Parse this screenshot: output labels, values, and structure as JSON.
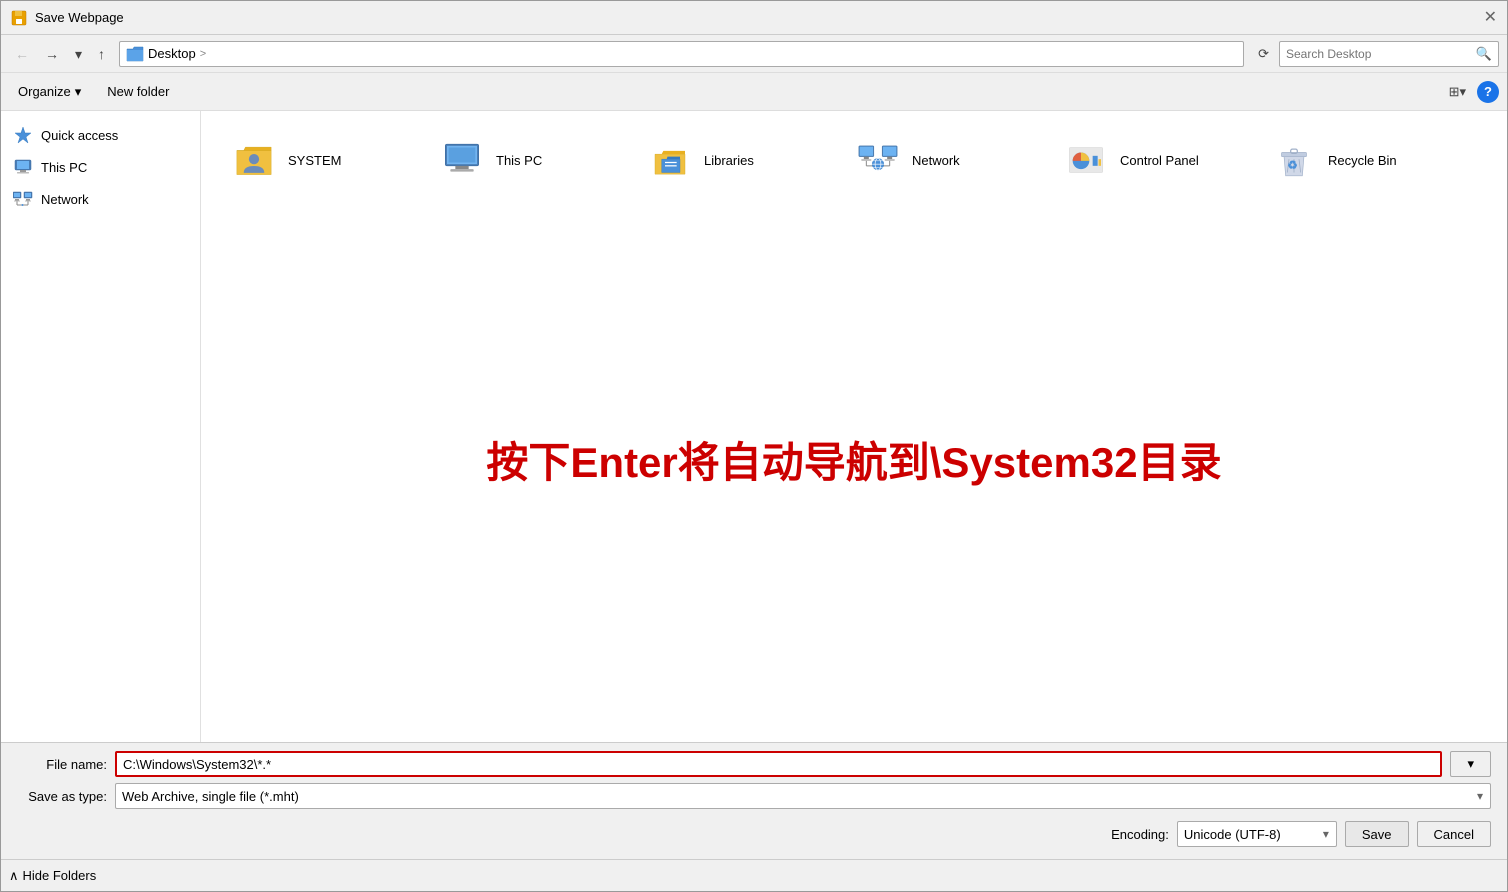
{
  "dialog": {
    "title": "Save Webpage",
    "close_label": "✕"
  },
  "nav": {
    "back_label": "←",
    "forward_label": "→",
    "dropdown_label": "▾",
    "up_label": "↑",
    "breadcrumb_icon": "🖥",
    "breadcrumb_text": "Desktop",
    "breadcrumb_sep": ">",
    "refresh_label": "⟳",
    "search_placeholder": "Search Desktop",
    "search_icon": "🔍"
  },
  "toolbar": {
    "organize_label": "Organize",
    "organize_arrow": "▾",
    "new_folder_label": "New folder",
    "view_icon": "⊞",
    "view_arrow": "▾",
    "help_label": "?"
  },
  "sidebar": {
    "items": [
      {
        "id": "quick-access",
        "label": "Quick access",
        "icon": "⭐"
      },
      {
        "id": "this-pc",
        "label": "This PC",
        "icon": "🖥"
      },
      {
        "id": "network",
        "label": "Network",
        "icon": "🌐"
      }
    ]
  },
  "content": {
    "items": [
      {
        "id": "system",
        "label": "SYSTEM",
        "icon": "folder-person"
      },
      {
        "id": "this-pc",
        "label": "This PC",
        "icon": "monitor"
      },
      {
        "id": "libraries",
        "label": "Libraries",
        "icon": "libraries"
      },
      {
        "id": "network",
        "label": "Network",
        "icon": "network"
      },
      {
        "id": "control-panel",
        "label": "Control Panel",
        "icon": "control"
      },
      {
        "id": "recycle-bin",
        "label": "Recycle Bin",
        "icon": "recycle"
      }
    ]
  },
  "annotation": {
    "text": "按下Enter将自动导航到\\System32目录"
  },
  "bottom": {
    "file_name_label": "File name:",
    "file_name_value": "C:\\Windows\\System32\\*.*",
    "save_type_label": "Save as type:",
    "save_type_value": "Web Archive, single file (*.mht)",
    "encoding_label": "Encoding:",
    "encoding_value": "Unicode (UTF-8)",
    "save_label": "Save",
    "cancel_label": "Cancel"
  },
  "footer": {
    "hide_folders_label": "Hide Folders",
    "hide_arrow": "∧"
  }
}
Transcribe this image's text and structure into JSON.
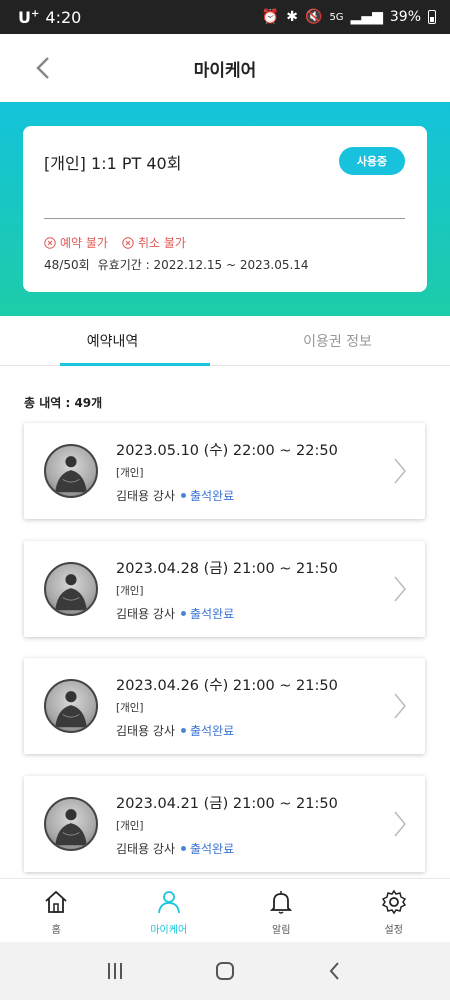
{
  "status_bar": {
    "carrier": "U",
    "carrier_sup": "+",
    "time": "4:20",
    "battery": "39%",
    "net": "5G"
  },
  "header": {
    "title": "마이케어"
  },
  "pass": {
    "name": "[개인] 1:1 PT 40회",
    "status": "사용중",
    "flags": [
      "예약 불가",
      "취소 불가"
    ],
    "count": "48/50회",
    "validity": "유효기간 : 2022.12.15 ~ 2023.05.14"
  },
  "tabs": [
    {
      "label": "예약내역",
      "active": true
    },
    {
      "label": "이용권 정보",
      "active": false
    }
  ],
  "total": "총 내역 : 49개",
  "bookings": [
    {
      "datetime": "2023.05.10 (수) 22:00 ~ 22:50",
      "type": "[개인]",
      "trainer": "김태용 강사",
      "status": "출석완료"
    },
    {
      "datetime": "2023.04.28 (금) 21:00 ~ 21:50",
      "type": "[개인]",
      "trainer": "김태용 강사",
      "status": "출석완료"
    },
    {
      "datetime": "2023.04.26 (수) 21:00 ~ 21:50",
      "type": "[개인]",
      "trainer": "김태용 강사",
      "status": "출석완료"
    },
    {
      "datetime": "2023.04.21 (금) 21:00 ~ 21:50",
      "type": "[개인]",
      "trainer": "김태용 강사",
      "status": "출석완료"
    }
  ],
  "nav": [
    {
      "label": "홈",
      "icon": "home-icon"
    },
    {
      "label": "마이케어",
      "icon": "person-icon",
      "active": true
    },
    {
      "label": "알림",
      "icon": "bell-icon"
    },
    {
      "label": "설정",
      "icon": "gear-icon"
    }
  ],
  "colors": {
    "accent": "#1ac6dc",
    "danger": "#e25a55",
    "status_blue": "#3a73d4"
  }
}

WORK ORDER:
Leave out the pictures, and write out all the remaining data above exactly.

WRITTEN ANSWER:
Parse this screenshot: output labels, values, and structure as JSON.
{
  "dialog": {
    "title": "Save Webpage",
    "close_label": "✕"
  },
  "nav": {
    "back_label": "←",
    "forward_label": "→",
    "dropdown_label": "▾",
    "up_label": "↑",
    "breadcrumb_icon": "🖥",
    "breadcrumb_text": "Desktop",
    "breadcrumb_sep": ">",
    "refresh_label": "⟳",
    "search_placeholder": "Search Desktop",
    "search_icon": "🔍"
  },
  "toolbar": {
    "organize_label": "Organize",
    "organize_arrow": "▾",
    "new_folder_label": "New folder",
    "view_icon": "⊞",
    "view_arrow": "▾",
    "help_label": "?"
  },
  "sidebar": {
    "items": [
      {
        "id": "quick-access",
        "label": "Quick access",
        "icon": "⭐"
      },
      {
        "id": "this-pc",
        "label": "This PC",
        "icon": "🖥"
      },
      {
        "id": "network",
        "label": "Network",
        "icon": "🌐"
      }
    ]
  },
  "content": {
    "items": [
      {
        "id": "system",
        "label": "SYSTEM",
        "icon": "folder-person"
      },
      {
        "id": "this-pc",
        "label": "This PC",
        "icon": "monitor"
      },
      {
        "id": "libraries",
        "label": "Libraries",
        "icon": "libraries"
      },
      {
        "id": "network",
        "label": "Network",
        "icon": "network"
      },
      {
        "id": "control-panel",
        "label": "Control Panel",
        "icon": "control"
      },
      {
        "id": "recycle-bin",
        "label": "Recycle Bin",
        "icon": "recycle"
      }
    ]
  },
  "annotation": {
    "text": "按下Enter将自动导航到\\System32目录"
  },
  "bottom": {
    "file_name_label": "File name:",
    "file_name_value": "C:\\Windows\\System32\\*.*",
    "save_type_label": "Save as type:",
    "save_type_value": "Web Archive, single file (*.mht)",
    "encoding_label": "Encoding:",
    "encoding_value": "Unicode (UTF-8)",
    "save_label": "Save",
    "cancel_label": "Cancel"
  },
  "footer": {
    "hide_folders_label": "Hide Folders",
    "hide_arrow": "∧"
  }
}
Transcribe this image's text and structure into JSON.
{
  "status_bar": {
    "carrier": "U",
    "carrier_sup": "+",
    "time": "4:20",
    "battery": "39%",
    "net": "5G"
  },
  "header": {
    "title": "마이케어"
  },
  "pass": {
    "name": "[개인] 1:1 PT 40회",
    "status": "사용중",
    "flags": [
      "예약 불가",
      "취소 불가"
    ],
    "count": "48/50회",
    "validity": "유효기간 : 2022.12.15 ~ 2023.05.14"
  },
  "tabs": [
    {
      "label": "예약내역",
      "active": true
    },
    {
      "label": "이용권 정보",
      "active": false
    }
  ],
  "total": "총 내역 : 49개",
  "bookings": [
    {
      "datetime": "2023.05.10 (수) 22:00 ~ 22:50",
      "type": "[개인]",
      "trainer": "김태용 강사",
      "status": "출석완료"
    },
    {
      "datetime": "2023.04.28 (금) 21:00 ~ 21:50",
      "type": "[개인]",
      "trainer": "김태용 강사",
      "status": "출석완료"
    },
    {
      "datetime": "2023.04.26 (수) 21:00 ~ 21:50",
      "type": "[개인]",
      "trainer": "김태용 강사",
      "status": "출석완료"
    },
    {
      "datetime": "2023.04.21 (금) 21:00 ~ 21:50",
      "type": "[개인]",
      "trainer": "김태용 강사",
      "status": "출석완료"
    }
  ],
  "nav": [
    {
      "label": "홈",
      "icon": "home-icon"
    },
    {
      "label": "마이케어",
      "icon": "person-icon",
      "active": true
    },
    {
      "label": "알림",
      "icon": "bell-icon"
    },
    {
      "label": "설정",
      "icon": "gear-icon"
    }
  ],
  "colors": {
    "accent": "#1ac6dc",
    "danger": "#e25a55",
    "status_blue": "#3a73d4"
  }
}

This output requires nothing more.